▶ _PROBLEM_
Without changing anything, copy out each entry.

(RECORDS SHOWN begins)

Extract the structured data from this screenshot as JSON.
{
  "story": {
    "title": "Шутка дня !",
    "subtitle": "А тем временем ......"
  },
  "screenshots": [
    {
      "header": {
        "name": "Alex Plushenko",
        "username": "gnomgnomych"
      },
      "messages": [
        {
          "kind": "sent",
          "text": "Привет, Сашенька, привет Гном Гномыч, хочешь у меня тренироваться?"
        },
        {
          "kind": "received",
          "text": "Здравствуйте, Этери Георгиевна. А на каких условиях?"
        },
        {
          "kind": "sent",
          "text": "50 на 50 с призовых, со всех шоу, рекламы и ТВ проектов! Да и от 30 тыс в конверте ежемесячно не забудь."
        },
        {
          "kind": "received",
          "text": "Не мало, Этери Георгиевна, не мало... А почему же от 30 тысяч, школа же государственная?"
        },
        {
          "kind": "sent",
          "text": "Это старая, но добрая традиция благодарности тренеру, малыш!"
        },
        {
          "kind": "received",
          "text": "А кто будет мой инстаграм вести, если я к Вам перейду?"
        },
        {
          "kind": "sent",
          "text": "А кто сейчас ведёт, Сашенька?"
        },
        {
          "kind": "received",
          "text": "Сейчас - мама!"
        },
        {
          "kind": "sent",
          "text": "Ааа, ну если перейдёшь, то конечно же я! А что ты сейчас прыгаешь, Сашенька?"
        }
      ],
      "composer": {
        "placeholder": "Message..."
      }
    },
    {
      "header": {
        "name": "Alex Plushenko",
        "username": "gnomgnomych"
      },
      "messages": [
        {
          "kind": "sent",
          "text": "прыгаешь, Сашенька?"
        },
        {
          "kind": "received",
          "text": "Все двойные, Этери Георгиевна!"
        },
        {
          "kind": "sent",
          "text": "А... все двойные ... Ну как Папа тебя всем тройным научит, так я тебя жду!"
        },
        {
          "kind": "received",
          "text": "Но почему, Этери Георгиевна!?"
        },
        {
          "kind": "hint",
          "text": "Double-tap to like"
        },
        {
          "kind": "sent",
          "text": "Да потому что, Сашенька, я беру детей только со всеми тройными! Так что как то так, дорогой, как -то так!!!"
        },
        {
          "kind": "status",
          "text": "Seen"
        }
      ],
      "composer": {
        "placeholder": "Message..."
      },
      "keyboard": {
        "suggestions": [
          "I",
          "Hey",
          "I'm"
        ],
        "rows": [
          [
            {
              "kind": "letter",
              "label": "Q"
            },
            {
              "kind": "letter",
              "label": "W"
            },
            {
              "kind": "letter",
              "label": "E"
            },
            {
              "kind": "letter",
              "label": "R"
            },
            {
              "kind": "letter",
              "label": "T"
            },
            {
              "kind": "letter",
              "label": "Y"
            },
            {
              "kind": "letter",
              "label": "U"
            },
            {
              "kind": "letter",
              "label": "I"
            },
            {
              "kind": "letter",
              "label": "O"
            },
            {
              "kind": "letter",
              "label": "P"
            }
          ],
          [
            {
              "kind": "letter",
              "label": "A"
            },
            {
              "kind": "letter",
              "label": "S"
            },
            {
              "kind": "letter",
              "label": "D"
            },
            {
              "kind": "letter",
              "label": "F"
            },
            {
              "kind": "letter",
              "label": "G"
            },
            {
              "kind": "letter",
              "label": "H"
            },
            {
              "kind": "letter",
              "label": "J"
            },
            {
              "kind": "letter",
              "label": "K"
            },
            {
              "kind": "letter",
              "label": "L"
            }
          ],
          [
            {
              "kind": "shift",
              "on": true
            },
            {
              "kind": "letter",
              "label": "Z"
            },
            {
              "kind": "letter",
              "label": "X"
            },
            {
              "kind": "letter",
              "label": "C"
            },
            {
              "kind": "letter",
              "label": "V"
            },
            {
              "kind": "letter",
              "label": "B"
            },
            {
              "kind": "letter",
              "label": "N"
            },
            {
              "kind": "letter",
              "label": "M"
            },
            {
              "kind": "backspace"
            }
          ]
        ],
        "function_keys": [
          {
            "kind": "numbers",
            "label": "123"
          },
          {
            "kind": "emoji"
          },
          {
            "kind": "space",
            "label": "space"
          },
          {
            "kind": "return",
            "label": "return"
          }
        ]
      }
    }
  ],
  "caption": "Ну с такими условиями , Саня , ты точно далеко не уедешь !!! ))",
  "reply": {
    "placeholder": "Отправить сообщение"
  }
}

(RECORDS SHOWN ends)

▶ _YOUR RESPONSE_
Extract the structured data from this screenshot as JSON.
{
  "story": {
    "title": "Шутка дня !",
    "subtitle": "А тем временем ......"
  },
  "screenshots": [
    {
      "header": {
        "name": "Alex Plushenko",
        "username": "gnomgnomych"
      },
      "messages": [
        {
          "kind": "sent",
          "text": "Привет, Сашенька, привет Гном Гномыч, хочешь у меня тренироваться?"
        },
        {
          "kind": "received",
          "text": "Здравствуйте, Этери Георгиевна. А на каких условиях?"
        },
        {
          "kind": "sent",
          "text": "50 на 50 с призовых, со всех шоу, рекламы и ТВ проектов! Да и от 30 тыс в конверте ежемесячно не забудь."
        },
        {
          "kind": "received",
          "text": "Не мало, Этери Георгиевна, не мало... А почему же от 30 тысяч, школа же государственная?"
        },
        {
          "kind": "sent",
          "text": "Это старая, но добрая традиция благодарности тренеру, малыш!"
        },
        {
          "kind": "received",
          "text": "А кто будет мой инстаграм вести, если я к Вам перейду?"
        },
        {
          "kind": "sent",
          "text": "А кто сейчас ведёт, Сашенька?"
        },
        {
          "kind": "received",
          "text": "Сейчас - мама!"
        },
        {
          "kind": "sent",
          "text": "Ааа, ну если перейдёшь, то конечно же я! А что ты сейчас прыгаешь, Сашенька?"
        }
      ],
      "composer": {
        "placeholder": "Message..."
      }
    },
    {
      "header": {
        "name": "Alex Plushenko",
        "username": "gnomgnomych"
      },
      "messages": [
        {
          "kind": "sent",
          "text": "прыгаешь, Сашенька?"
        },
        {
          "kind": "received",
          "text": "Все двойные, Этери Георгиевна!"
        },
        {
          "kind": "sent",
          "text": "А... все двойные ... Ну как Папа тебя всем тройным научит, так я тебя жду!"
        },
        {
          "kind": "received",
          "text": "Но почему, Этери Георгиевна!?"
        },
        {
          "kind": "hint",
          "text": "Double-tap to like"
        },
        {
          "kind": "sent",
          "text": "Да потому что, Сашенька, я беру детей только со всеми тройными! Так что как то так, дорогой, как -то так!!!"
        },
        {
          "kind": "status",
          "text": "Seen"
        }
      ],
      "composer": {
        "placeholder": "Message..."
      },
      "keyboard": {
        "suggestions": [
          "I",
          "Hey",
          "I'm"
        ],
        "rows": [
          [
            {
              "kind": "letter",
              "label": "Q"
            },
            {
              "kind": "letter",
              "label": "W"
            },
            {
              "kind": "letter",
              "label": "E"
            },
            {
              "kind": "letter",
              "label": "R"
            },
            {
              "kind": "letter",
              "label": "T"
            },
            {
              "kind": "letter",
              "label": "Y"
            },
            {
              "kind": "letter",
              "label": "U"
            },
            {
              "kind": "letter",
              "label": "I"
            },
            {
              "kind": "letter",
              "label": "O"
            },
            {
              "kind": "letter",
              "label": "P"
            }
          ],
          [
            {
              "kind": "letter",
              "label": "A"
            },
            {
              "kind": "letter",
              "label": "S"
            },
            {
              "kind": "letter",
              "label": "D"
            },
            {
              "kind": "letter",
              "label": "F"
            },
            {
              "kind": "letter",
              "label": "G"
            },
            {
              "kind": "letter",
              "label": "H"
            },
            {
              "kind": "letter",
              "label": "J"
            },
            {
              "kind": "letter",
              "label": "K"
            },
            {
              "kind": "letter",
              "label": "L"
            }
          ],
          [
            {
              "kind": "shift",
              "on": true
            },
            {
              "kind": "letter",
              "label": "Z"
            },
            {
              "kind": "letter",
              "label": "X"
            },
            {
              "kind": "letter",
              "label": "C"
            },
            {
              "kind": "letter",
              "label": "V"
            },
            {
              "kind": "letter",
              "label": "B"
            },
            {
              "kind": "letter",
              "label": "N"
            },
            {
              "kind": "letter",
              "label": "M"
            },
            {
              "kind": "backspace"
            }
          ]
        ],
        "function_keys": [
          {
            "kind": "numbers",
            "label": "123"
          },
          {
            "kind": "emoji"
          },
          {
            "kind": "space",
            "label": "space"
          },
          {
            "kind": "return",
            "label": "return"
          }
        ]
      }
    }
  ],
  "caption": "Ну с такими условиями , Саня , ты точно далеко не уедешь !!! ))",
  "reply": {
    "placeholder": "Отправить сообщение"
  }
}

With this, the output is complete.